She is considered the mother of the Labor Party and was proud to be known as ‘Mother Miller’. She is remembered by a bust in the Trades Hall and a statue in King George Terrace.
Léontine Cooper (1837 – 1903)
Less is known of the early life of Léontine Buisson, the daughter of a French merchant and an Englishwoman, before her marriage to Edward Cooper, a surveyor, in London in 1869, and their emigration to Australia in 1871. In Brisbane she taught, first in a government school and then at Brisbane Girls’ Grammar School, and later turned to journalism, contributing articles and short stories for William Lane’s The Boomerang and Louisa Lawson’s The Dawn. She was concerned about the failure of the law to protect women and women’s lack of property rights and believed that central to women’s lack of rights was the lack of their right to vote.
She was the founding Vice-President of the Women’s Equal Franchise Association, formed in 1894, but resigned shortly after over disagreement over the organisation’s objectives and its ideological approach to women’s suffrage. The WEFA sought the vote for women on the basis of one-adult-one-vote, whereas some of its members, Cooper among them, sought the extension of the vote to women on the same basis as men, which might have involved the perpetuation of the plural vote.
Léontine led a breakaway group from the WEFA to form, within a month, the Women’s Suffrage League, an organisation with a more conservative bent, but one which continued its campaign until the turn of the century, and published a suffrage paper, The Star, between 1894 and 1985.
She died suddenly in 1903, sadly before she was able to cast a vote in the Commonwealth election on 16 December.
Australian Women’s Register entry
Jordan, Deborah. ‘There is no question more perplexing at the present time and more frequently discussed than women’s place in society: Léontine Cooper and the Queensland Suffrage Movement, 1888-1903’. Hecate, vol. 30, no. 2, October 2004. A link to the article is here.
And many mentions in the works of Lees and Oldfield (below).
Australian Dictionary of Biography entry
Young, Pam. Proud to be a rebel: the life and times of Emma Miller. St Lucia, University of Queensland Press, 1991.
Young, Pam. ‘Emma Miller and the campaign for women’s suffrage in Queensland, 1894-1905.’ Memoirs of the Queensland Museum: Cultural Heritage Series, vol. 2, no. 2, 2002.

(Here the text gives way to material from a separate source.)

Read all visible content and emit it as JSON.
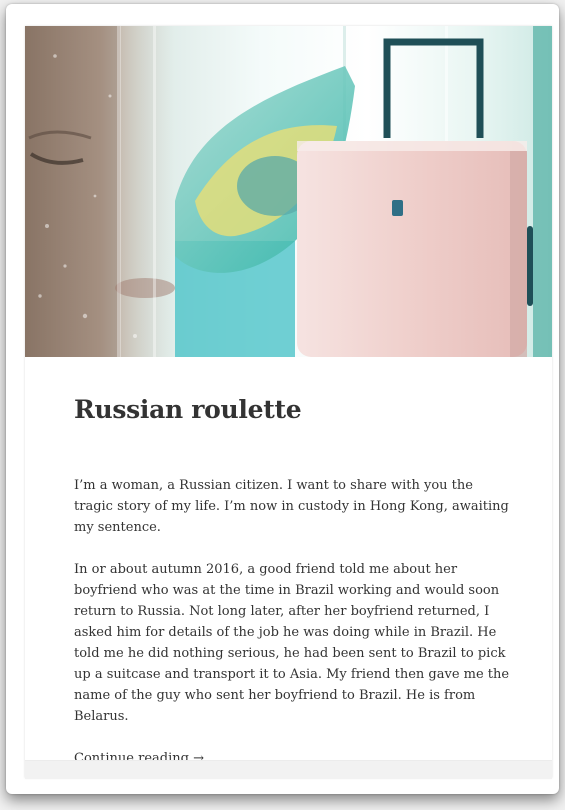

Queensland suffrage movement
Centenary of Queensland Women’s Suffrage
Lees, Kirsten. Votes for Women: the Australian story. St Leonards: Allen and Unwin, 1993
McCulloch, John. The Suffragists: 100 years of women’s suffrage in Queensland. Rockhampton: Central Queensland University Press, 2005.
McCulloch, John. ‘Why frontier Queensland beat urbane Victoria to women’s suffrage.’ Victorian Historical Journal, vol. 79, no. 2, November 2008
Oldfield, Audrey. Women suffrage in Australia: a gift or struggle? Cambridge, UK: Cambridge University press, 1992 (Queensland chapter)
Background to federation
Irving, Helen (ed). A Woman’s constitution: gender and history in the Australian Commonwealth. Sydney: Hale & Iremonger, 1996
Irving, Helen (ed). The Centenary companion to Australian Federation. Cambridge, UK: Cambridge University Press, 1999 (chapter on Queensland by Geoffrey Bolton and Duncan Water